■ **Information**
★ ★ ★ ★ ★ ★ ★

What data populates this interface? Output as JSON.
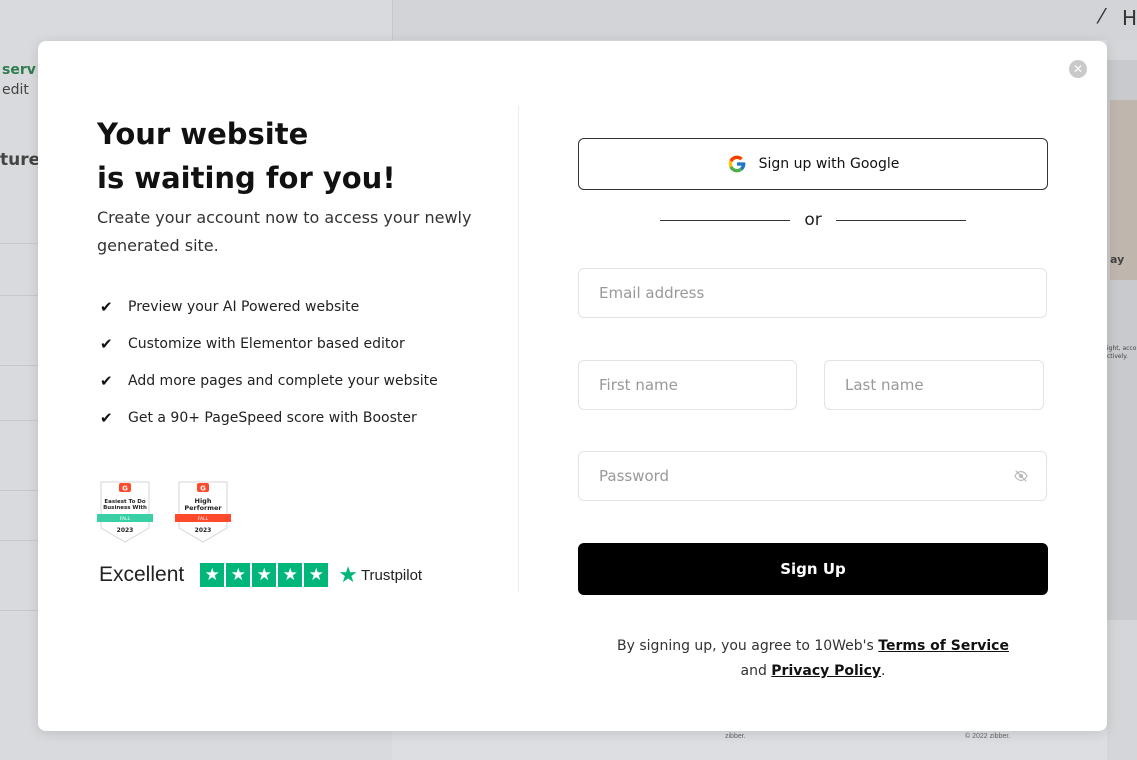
{
  "background": {
    "left_lines": [
      "serv",
      "edit",
      "ture"
    ],
    "right_snippet": "ay",
    "right_small": "ight, acco ctively.",
    "canvas_footer_left": "zibber.",
    "canvas_footer_right": "© 2022 zibber.",
    "scribble": "H"
  },
  "modal": {
    "close_symbol": "✕",
    "headline_line1": "Your website",
    "headline_line2": "is waiting for you!",
    "subtitle": "Create your account now to access your newly generated site.",
    "features": [
      "Preview your AI Powered website",
      "Customize with Elementor based editor",
      "Add more pages and complete your website",
      "Get a 90+ PageSpeed score with Booster"
    ],
    "check_symbol": "✔",
    "badges": [
      {
        "line1": "Easiest To Do",
        "line2": "Business With",
        "season": "FALL",
        "year": "2023",
        "ribbon_color": "#3ad0a6"
      },
      {
        "line1": "High",
        "line2": "Performer",
        "season": "FALL",
        "year": "2023",
        "ribbon_color": "#ff492c"
      }
    ],
    "rating_text": "Excellent",
    "trustpilot_label": "Trustpilot",
    "trustpilot_color": "#00b67a"
  },
  "form": {
    "google_label": "Sign up with Google",
    "or_label": "or",
    "email_placeholder": "Email address",
    "first_placeholder": "First name",
    "last_placeholder": "Last name",
    "password_placeholder": "Password",
    "signup_label": "Sign Up",
    "terms_prefix": "By signing up, you agree to 10Web's ",
    "terms_link": "Terms of Service",
    "terms_and": "and ",
    "privacy_link": "Privacy Policy",
    "terms_suffix": "."
  }
}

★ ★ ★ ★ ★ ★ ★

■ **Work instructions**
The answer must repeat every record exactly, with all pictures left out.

■ **Response to this exercise**
What data populates this interface? Output as JSON.
{
  "background": {
    "left_lines": [
      "serv",
      "edit",
      "ture"
    ],
    "right_snippet": "ay",
    "right_small": "ight, acco ctively.",
    "canvas_footer_left": "zibber.",
    "canvas_footer_right": "© 2022 zibber.",
    "scribble": "H"
  },
  "modal": {
    "close_symbol": "✕",
    "headline_line1": "Your website",
    "headline_line2": "is waiting for you!",
    "subtitle": "Create your account now to access your newly generated site.",
    "features": [
      "Preview your AI Powered website",
      "Customize with Elementor based editor",
      "Add more pages and complete your website",
      "Get a 90+ PageSpeed score with Booster"
    ],
    "check_symbol": "✔",
    "badges": [
      {
        "line1": "Easiest To Do",
        "line2": "Business With",
        "season": "FALL",
        "year": "2023",
        "ribbon_color": "#3ad0a6"
      },
      {
        "line1": "High",
        "line2": "Performer",
        "season": "FALL",
        "year": "2023",
        "ribbon_color": "#ff492c"
      }
    ],
    "rating_text": "Excellent",
    "trustpilot_label": "Trustpilot",
    "trustpilot_color": "#00b67a"
  },
  "form": {
    "google_label": "Sign up with Google",
    "or_label": "or",
    "email_placeholder": "Email address",
    "first_placeholder": "First name",
    "last_placeholder": "Last name",
    "password_placeholder": "Password",
    "signup_label": "Sign Up",
    "terms_prefix": "By signing up, you agree to 10Web's ",
    "terms_link": "Terms of Service",
    "terms_and": "and ",
    "privacy_link": "Privacy Policy",
    "terms_suffix": "."
  }
}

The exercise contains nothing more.